Originally introduced by Victorian gardeners in 1839, Himalayan Balsam is now one of the most invasive species in the UK. It is known to be the largest annual plant in Britain, and you are likely to see it growing along riverbanks and streams due to the rate at which it has spread. How is it that such an attractive plant is now listed under Section 14 of the Wildlife and Countryside Act 1981?
Himalayan Balsam can tolerate low light levels and due to the extent of the growth, it creates a pseudo woodland meaning that any other plants growing within close proximity are shadowed, therefore inhibiting their growth. Add this to the fact that it can erode riverbanks, therefore, result in flooding, it comes as no surprise that allowing Himalayan Balsam to spread into the wild can lead to prosecution.

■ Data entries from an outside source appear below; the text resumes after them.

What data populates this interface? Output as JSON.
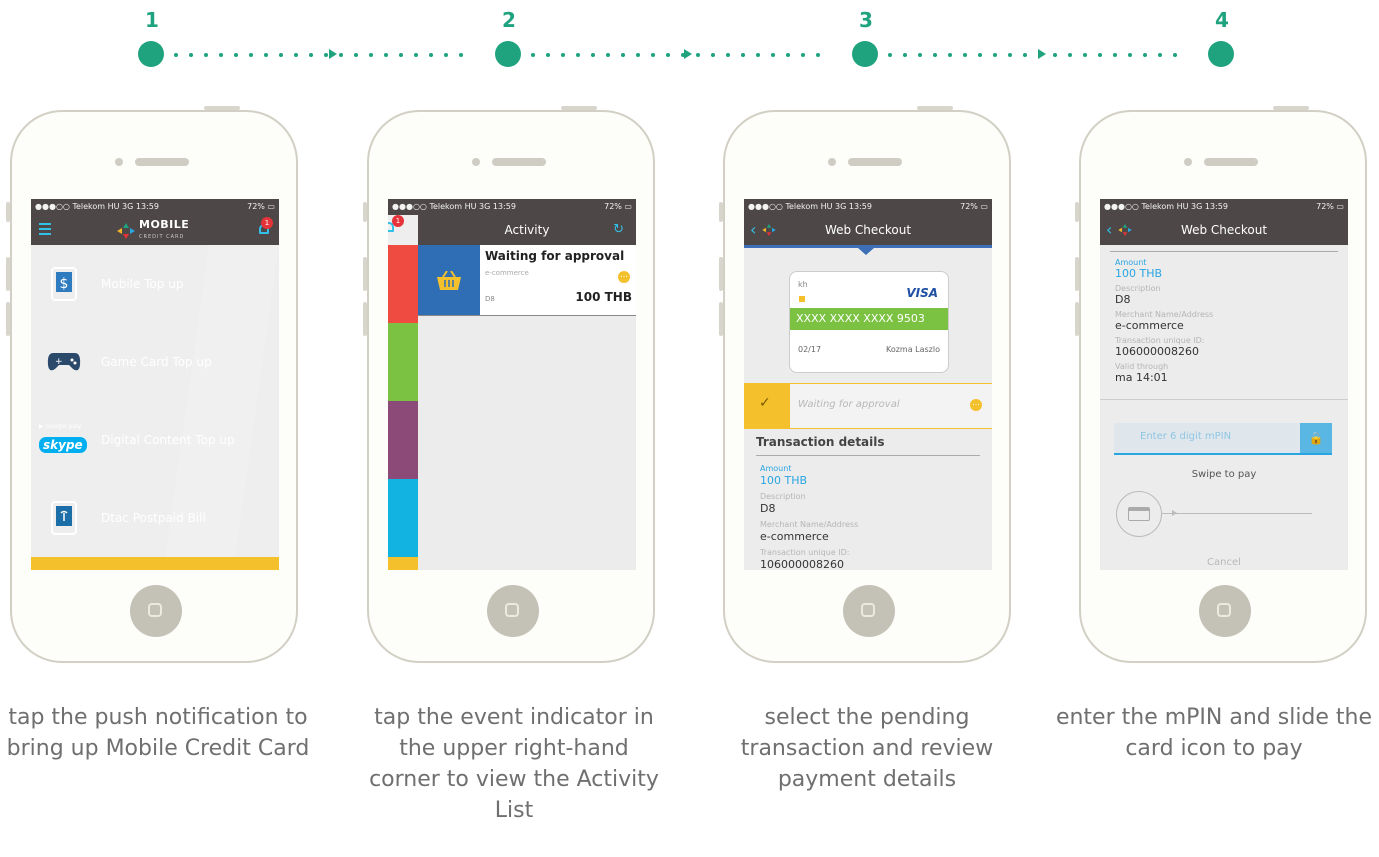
{
  "steps": [
    "1",
    "2",
    "3",
    "4"
  ],
  "status": {
    "carrier": "●●●○○ Telekom HU  3G  13:59",
    "battery": "72%"
  },
  "phone1": {
    "logo_title": "MOBILE",
    "logo_sub": "CREDIT CARD",
    "badge": "1",
    "items": [
      {
        "label": "Mobile Top up",
        "color": "#ef4b41"
      },
      {
        "label": "Game Card Top up",
        "color": "#7cc242"
      },
      {
        "label": "Digital Content Top up",
        "color": "#8b4a77"
      },
      {
        "label": "Dtac Postpaid Bill",
        "color": "#12b2e1"
      }
    ],
    "google_play": "Google play",
    "skype": "skype"
  },
  "phone2": {
    "badge": "1",
    "title": "Activity",
    "event": {
      "title": "Waiting for approval",
      "type": "e-commerce",
      "ref": "D8",
      "amount": "100 THB"
    }
  },
  "phone3": {
    "title": "Web Checkout",
    "card": {
      "holder_initials": "kh",
      "brand": "VISA",
      "number": "XXXX XXXX XXXX 9503",
      "expiry": "02/17",
      "name": "Kozma Laszlo"
    },
    "pending": "Waiting for approval",
    "details_title": "Transaction details",
    "amount_label": "Amount",
    "amount": "100 THB",
    "desc_label": "Description",
    "desc": "D8",
    "merchant_label": "Merchant Name/Address",
    "merchant": "e-commerce",
    "txn_label": "Transaction unique ID:",
    "txn": "106000008260"
  },
  "phone4": {
    "title": "Web Checkout",
    "amount_label": "Amount",
    "amount": "100 THB",
    "desc_label": "Description",
    "desc": "D8",
    "merchant_label": "Merchant Name/Address",
    "merchant": "e-commerce",
    "txn_label": "Transaction unique ID:",
    "txn": "106000008260",
    "valid_label": "Valid through",
    "valid": "ma 14:01",
    "pin_placeholder": "Enter 6 digit mPIN",
    "swipe": "Swipe to pay",
    "cancel": "Cancel"
  },
  "captions": [
    "tap the push notification to bring up Mobile Credit Card",
    "tap the event indicator in the upper right-hand corner to view the Activity List",
    "select the pending transaction and review payment details",
    "enter the mPIN and slide the card icon to pay"
  ]
}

Identification of Himalayan Balsam is very important, as it is advised that if you note the presence of it in your garden, you should take steps to remove it from the site. Each plant can produce as much as 800 seeds and therefore removal should be undertaken in the winter months when the plant is in a dormant state. Himalayan Balsam has serrated green leaves which span approximately 5-8cm and the flower itself is pink/purple in colour throughout the summer months. The stem is green in the autumn months but tends to change into red colour towards the end of the year.